RAW DATA>
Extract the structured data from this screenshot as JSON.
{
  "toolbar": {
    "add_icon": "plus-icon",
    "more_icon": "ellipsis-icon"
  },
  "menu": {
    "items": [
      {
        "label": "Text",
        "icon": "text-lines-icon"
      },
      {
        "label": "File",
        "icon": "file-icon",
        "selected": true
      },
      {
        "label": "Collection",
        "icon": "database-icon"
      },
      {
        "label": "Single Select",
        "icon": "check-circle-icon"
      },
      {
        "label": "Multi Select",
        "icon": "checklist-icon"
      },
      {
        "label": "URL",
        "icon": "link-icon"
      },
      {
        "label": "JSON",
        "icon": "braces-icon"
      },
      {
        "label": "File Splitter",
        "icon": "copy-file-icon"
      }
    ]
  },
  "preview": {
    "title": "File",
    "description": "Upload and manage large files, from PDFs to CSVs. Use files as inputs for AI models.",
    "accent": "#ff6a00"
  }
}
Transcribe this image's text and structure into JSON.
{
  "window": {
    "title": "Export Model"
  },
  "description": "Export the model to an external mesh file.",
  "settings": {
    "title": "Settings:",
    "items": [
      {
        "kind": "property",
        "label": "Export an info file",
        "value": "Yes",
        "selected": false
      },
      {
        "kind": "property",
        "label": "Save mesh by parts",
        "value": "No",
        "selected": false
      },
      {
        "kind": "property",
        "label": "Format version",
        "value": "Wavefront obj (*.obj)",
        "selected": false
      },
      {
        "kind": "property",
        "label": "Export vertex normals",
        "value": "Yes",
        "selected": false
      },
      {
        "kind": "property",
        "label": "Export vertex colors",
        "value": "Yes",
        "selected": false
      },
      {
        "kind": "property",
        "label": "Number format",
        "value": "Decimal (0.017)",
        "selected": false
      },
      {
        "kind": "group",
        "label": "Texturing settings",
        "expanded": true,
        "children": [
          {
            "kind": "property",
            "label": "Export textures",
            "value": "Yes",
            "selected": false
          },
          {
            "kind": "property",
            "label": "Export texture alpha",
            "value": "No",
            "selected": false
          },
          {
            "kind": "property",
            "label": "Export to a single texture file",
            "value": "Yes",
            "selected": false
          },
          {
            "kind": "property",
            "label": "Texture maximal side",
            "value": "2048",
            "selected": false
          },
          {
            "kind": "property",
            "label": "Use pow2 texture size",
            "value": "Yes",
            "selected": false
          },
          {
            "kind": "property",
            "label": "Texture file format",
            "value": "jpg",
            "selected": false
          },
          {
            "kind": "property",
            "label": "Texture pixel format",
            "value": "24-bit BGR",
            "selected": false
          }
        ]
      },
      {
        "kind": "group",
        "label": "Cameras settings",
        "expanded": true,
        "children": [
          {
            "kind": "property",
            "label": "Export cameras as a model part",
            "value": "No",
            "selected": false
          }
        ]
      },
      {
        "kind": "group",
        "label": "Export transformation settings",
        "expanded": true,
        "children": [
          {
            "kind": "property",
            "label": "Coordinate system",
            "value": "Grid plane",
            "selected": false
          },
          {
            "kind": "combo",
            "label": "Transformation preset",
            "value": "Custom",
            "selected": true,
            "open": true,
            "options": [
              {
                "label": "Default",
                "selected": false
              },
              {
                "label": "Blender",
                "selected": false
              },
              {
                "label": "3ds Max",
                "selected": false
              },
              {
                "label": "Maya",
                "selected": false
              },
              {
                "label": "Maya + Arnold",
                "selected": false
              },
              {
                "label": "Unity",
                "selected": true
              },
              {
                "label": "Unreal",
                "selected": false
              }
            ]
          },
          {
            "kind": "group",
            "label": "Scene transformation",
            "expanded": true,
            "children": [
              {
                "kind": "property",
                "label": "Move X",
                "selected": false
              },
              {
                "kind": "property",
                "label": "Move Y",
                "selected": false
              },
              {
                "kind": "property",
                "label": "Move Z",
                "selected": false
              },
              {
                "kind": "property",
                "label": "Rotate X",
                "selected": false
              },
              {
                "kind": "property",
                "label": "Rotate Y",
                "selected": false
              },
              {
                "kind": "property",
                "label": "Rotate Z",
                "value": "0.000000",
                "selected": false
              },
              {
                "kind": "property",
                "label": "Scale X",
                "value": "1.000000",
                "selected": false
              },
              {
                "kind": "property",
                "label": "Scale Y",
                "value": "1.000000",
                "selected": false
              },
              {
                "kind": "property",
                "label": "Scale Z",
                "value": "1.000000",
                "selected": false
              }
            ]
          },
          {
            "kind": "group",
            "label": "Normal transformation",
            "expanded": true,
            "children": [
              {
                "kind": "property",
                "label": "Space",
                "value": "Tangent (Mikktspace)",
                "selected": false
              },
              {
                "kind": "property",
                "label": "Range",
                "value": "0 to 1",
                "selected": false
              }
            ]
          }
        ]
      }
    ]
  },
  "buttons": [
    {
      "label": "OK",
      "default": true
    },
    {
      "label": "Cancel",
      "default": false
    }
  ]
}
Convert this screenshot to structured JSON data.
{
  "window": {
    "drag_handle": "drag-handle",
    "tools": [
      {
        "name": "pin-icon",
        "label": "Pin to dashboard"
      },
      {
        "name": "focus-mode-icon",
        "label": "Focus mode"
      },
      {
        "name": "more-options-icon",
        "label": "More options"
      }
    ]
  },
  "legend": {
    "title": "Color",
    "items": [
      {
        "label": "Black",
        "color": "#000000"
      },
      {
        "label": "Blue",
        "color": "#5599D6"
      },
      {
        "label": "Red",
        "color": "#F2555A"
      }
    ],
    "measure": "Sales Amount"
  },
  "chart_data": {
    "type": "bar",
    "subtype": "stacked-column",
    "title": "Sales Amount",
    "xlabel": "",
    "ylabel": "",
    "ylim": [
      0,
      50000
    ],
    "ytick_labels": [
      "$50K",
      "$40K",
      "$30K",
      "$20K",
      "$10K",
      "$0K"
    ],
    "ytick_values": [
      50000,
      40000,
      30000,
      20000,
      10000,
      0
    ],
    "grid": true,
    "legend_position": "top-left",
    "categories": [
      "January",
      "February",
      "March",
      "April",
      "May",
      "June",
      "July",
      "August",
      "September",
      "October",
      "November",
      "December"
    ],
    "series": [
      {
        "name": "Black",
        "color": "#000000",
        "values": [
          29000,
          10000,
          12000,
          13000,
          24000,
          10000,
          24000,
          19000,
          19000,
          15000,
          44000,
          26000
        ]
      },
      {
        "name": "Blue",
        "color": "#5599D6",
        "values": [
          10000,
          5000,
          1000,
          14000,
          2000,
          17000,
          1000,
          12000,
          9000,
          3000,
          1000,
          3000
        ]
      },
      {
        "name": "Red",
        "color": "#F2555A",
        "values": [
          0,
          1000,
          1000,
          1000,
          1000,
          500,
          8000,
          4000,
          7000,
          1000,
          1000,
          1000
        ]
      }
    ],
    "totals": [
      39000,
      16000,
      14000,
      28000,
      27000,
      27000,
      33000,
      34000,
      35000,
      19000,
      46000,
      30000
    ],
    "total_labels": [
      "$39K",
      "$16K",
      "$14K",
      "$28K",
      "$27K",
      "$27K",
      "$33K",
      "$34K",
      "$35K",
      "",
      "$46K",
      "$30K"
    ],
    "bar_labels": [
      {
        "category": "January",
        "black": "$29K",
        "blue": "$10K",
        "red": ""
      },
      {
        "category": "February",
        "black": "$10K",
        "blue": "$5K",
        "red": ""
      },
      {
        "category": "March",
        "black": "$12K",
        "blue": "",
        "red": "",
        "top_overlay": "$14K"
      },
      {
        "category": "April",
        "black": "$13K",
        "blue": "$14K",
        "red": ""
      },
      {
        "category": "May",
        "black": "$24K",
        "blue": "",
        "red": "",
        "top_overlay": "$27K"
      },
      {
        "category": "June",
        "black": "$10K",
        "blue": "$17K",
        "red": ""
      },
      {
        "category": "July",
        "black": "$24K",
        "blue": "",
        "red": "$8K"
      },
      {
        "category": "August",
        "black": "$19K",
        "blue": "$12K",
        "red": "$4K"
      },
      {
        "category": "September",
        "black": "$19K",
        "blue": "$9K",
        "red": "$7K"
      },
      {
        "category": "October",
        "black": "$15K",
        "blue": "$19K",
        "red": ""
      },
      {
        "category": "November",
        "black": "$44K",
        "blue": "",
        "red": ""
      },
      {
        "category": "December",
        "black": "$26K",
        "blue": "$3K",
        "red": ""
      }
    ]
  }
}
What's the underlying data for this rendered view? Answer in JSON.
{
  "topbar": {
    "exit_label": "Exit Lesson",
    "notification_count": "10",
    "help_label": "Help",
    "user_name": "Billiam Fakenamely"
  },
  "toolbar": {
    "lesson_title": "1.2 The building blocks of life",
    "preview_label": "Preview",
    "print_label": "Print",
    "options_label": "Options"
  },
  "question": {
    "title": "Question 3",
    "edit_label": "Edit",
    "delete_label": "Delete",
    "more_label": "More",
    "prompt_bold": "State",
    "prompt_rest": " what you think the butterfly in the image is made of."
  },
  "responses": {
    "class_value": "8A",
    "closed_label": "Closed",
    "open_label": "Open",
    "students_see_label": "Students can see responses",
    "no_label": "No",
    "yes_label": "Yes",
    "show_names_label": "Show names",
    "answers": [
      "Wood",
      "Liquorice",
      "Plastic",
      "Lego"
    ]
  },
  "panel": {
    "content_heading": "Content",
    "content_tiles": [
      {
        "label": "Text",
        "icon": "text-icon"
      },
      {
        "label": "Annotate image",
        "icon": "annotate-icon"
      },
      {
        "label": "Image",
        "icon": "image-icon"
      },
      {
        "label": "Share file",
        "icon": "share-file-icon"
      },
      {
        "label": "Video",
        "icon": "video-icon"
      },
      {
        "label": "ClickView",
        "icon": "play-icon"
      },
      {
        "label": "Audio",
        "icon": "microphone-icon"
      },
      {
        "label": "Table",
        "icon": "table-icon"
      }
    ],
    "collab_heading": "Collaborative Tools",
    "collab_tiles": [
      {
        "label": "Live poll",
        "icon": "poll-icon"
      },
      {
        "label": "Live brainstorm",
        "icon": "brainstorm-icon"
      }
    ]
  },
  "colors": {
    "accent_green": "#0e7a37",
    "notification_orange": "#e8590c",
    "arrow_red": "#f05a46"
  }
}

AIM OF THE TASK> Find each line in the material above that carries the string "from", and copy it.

WRITTEN ANSWER>
Extract the structured data from this screenshot as JSON.
    "description": "Upload and manage large files, from PDFs to CSVs. Use files as inputs for AI models.",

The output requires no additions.